A few weeks ago I wrote of how seldom Athy had been noticed by travellers to Ireland during the 18th and 19th centuries. Understandably those early travellers had confined themselves to Dublin, Cork and other large centres of population, while Killarney and Connemara were also strongly favoured. Those who passed through Athy and recorded their journeys were usually men of religion who in their evangelising tours through Ireland obviously saw much worthy of their attention in the South Kildare town.
One of the earliest such travellers/evangelists was the English born Quaker John Griffith who visited Ireland for the first time in 1749. He attended Quaker meetings throughout the country during his three month visit including in his itinerary Rathangan, Carlow, Castledermot, Ballytore and Athy. Of Athy he wrote "the meeting was very small and true religion very low". While he does not say so it can reasonably be assumed that the meeting took place in a meeting room which the local Quakers rented from one of their members Thomas Weston. In 1732 Weston had agreed to "set Friends a large meeting room and a stable for £3.00 a year and keep them in repair".
Griffith's comments about the small meeting in Athy confirms our knowledge of the first Quaker community of the town which had established a meeting as early as 1671. Unlike their counterparts in Timahoe who erected a meeting house in 1704 and the Ballytore Quakers who did so four years later the Athy Quakers did not feel it necessary to provide a purpose built meeting house until 1780.
Griffith made a second visit to Ireland in March 1760 and in company with his good friend Abraham Shackleton of Ballytore he again attended Quaker meetings throughout the country until he returned to England on the 20th of May. He wrote in his journal on the 20th of March, 1760:- "I had a good serviceable meeting in Athy and the next day another at Rathangan".
Before the 18th century ended another famous visitor was to pass through Athy. This time it was John Wesley who on Saturday, the 25th of April, 1789 made the journey from Maryborough (Portlaoise) to Carlow via Athy. He did not preach in Athy having risen at 7.30a.m. for prayers before taking the Chaise at 7.45a.m. to arrive in Carlow at 1.30p.m. His journal merely recorded the fact that he passed through our town but regrettably we cannot lay claim to the great John Wesley having preached in Athy.
The next visitor of note was John Kebble, English Poet and Divine, who with his wife were the guests of Rev. Frederick Trench and Lady Helena Trench at Kilmoroney House, Athy, in August 1841. Kebble who had published the "Christian Year" in 1827 is generally acknowledged as the primary author of the Oxford Movement of which Newman was the leader. Appointed Professor of Poetry in Oxford in 1831 Kebble preached a sermon in the University Chapel, Oxford on the 14th of July, 1833 in which he asserted the Church of England's claim to a heavenly origin and opposed the abolition of ten Irish Bishoprics.

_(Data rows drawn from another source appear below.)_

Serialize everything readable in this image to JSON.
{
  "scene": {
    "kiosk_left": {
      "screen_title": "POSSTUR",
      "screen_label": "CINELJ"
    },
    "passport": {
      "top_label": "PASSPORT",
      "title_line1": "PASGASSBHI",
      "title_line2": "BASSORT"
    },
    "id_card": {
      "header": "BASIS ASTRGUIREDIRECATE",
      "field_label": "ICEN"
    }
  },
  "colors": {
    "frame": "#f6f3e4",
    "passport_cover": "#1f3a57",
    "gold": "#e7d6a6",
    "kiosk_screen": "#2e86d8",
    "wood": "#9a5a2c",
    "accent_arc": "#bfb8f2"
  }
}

It was this sermon later published as "National Apostasy" which inspired others in Oxford to seek to revive High Church principles in the Church of England which up to then was regarded as stagnant.
Associated with Kebble and Newman in the Oxford movement was Arthur Perceval, brother of Helena Trench of Kilmorony House. It's interesting to note that Rev. Frederick Trench who was Rector in Athy apparently supported the Oxford movement and for a time sought to observe the Saints Days and Holy Days by holding services in the local Church in Athy. Kebble and his wife stayed a number of days in Kilmorony and one of Kebble's biographers notes that "they seem to have well employed their time for a few days in seeing much that was interesting".
Athy may not have received much attention from early travellers to this country but it can claim that the Quaker John Griffith, the Methodist John Wesley and the Anglican John Kebble crossed paths in the unlikely setting of the South Kildare town.